Book Review: The ACT Workbook for Depression & Shame

Book cover: The ACT Workbook for Depression and Shame

The ACT Workbook for Depression & Shame is written by psychologists Matthew W. McKay, Michael Jason Greenberg, and Patrick J. Fanning. It’s based on acceptance and commitment therapy and focused on addressing the defectiveness schema in depression.

The book begins and ends with a series of several self-assessment questionnaires to let you see how much progress you’ve made while working through the book.

The book includes quite a few worksheets. These are simply laid out, and clear examples are provided. The example scenarios included in the text were relatively lengthy; I would have preferred it if they were a bit shorter.

A key concept mentioned throughout the book was defensive coping behaviours (DCBs). These behaviours served a purpose at the time, but continue even after they’re no longer helpful. The book notes that they often fall within the categories of overcompensation, surrender, and avoidance. It explains that “When you follow the urge to engage in the DCB, you reduce your pain in the moment, but this ensures that your defectiveness remains unchallenged.”

One of the strategies the authors suggest is “creative hopelessness,” which means recognizing that what you’re doing isn’t working, so it’s time to come up with something new.

There’s a chapter on mindfulness that ties into defense coping behaviours, including work on identifying the moments when you choose to use a defensive coping behaviour. There’s also a chapter on values, and defensive coping behaviours are framed as taking you away from your values. Other topics covered included cognitive defusion, avoidance, self-compassion, and relapse planning.

I felt an immediate sense of pushback to this bit:

You became depressed because your life evolved into being about avoiding shame and defectiveness feelings. You became less and less the person you wanted to be as you engaged in more avoidance and more DCBs. There is the basic choice in life: doing what matters, doing what you care about, or having your days focused on trying to escape pain.

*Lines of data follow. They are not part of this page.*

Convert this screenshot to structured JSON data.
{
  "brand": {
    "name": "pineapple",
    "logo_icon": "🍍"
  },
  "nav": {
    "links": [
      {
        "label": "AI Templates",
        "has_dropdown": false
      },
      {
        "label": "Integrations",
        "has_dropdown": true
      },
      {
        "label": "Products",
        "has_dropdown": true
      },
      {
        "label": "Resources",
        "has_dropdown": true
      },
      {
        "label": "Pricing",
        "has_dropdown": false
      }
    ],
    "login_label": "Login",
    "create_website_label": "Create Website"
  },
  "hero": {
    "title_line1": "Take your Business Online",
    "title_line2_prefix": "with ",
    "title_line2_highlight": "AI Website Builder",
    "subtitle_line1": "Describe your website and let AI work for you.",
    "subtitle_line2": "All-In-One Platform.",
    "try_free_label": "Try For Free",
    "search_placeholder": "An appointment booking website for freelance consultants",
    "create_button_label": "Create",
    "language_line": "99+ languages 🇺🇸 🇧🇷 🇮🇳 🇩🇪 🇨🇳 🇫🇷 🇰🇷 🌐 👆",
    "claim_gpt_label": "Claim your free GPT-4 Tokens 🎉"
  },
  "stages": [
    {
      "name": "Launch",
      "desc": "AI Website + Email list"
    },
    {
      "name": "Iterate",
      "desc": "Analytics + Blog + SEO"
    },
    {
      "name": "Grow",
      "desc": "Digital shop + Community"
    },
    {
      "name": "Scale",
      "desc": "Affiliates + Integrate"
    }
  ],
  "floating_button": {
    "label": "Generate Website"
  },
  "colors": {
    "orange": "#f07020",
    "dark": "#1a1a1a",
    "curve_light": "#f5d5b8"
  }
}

I could rant, but I’ll skip that. Other than that, though, there wasn’t anything else that was cringe-inducing for me.

Given that I’m a fan of ACT, and I was really impressed by Matthew McKay’s other book, the Dialectical Behavior Therapy Skills Workbook, I had high expectations for this book. In the end, for me, it didn’t live up to those expectations. The book isn’t terrible by any means; it just wasn’t a standout for me.

The ACT Workbook for Depression & Shame is available on Amazon (affiliate link).

I received a reviewer copy of this book from the publisher via NetGalley.

You can find my other reviews on the MH@H book review index or on Goodreads.

The post Acceptance and Commitment Therapy Metaphors is where you can find all things ACT-related on MH@H.

book cover: Managing the Depression Puzzle, 2nd Edition, by Ashley L. Peterson

Managing the Depression Puzzle takes a holistic look at the different potential pieces that might fit into your unique depression puzzle.

It’s available on Amazon and Google Play.

13 thoughts on “Book Review: The ACT Workbook for Depression & Shame”

  1. I can agree with why that one part didn’t appeal to you, although I get what they are saying and somewhere somehow I know that avoidance isn’t going to help me in the long run, sometimes I need peace in the now. I think that they conveyed that message a bit strong by using ‘you became depressed’ where there is not one ‘right’ interpretation. It * could* be true for some that …

    1. I think it also would’ve helped if they didn’t frame it as a choice not to live a better life. I think for a lot people, avoidance is a strategy that works in the moment, and coming up with more effective strategies is a much more involved process than simply making a choice.

      1. Also a choice sounds like you’re totally in control over what is happening but most of those ‘choices’ can be not that well thought truth.
        There is always a reason why we do or ‘choose’ things and that should be addressed too. I mean sometimes the ‘wrong’ choices can be wrong from one perspective but have something in them that makes you choose them, some sort of ‘benefit’. It isn’t a black and white matter.

  2. I relate to a lot of what the book seems to be describing, having behaviors that no longer serve me (because trauma is not happening right now), realizing that what I’m doing isn’t working so why not try something else, and trying to do things in line with my values and long term goals.

    I don’t like the word “defective” though. :/

    And about the quote, yeah, I dislike being told “you’re depressed because x.” Like, does the author personally know every person reading the book and how they became depressed? I don’t think so!

Leave a Reply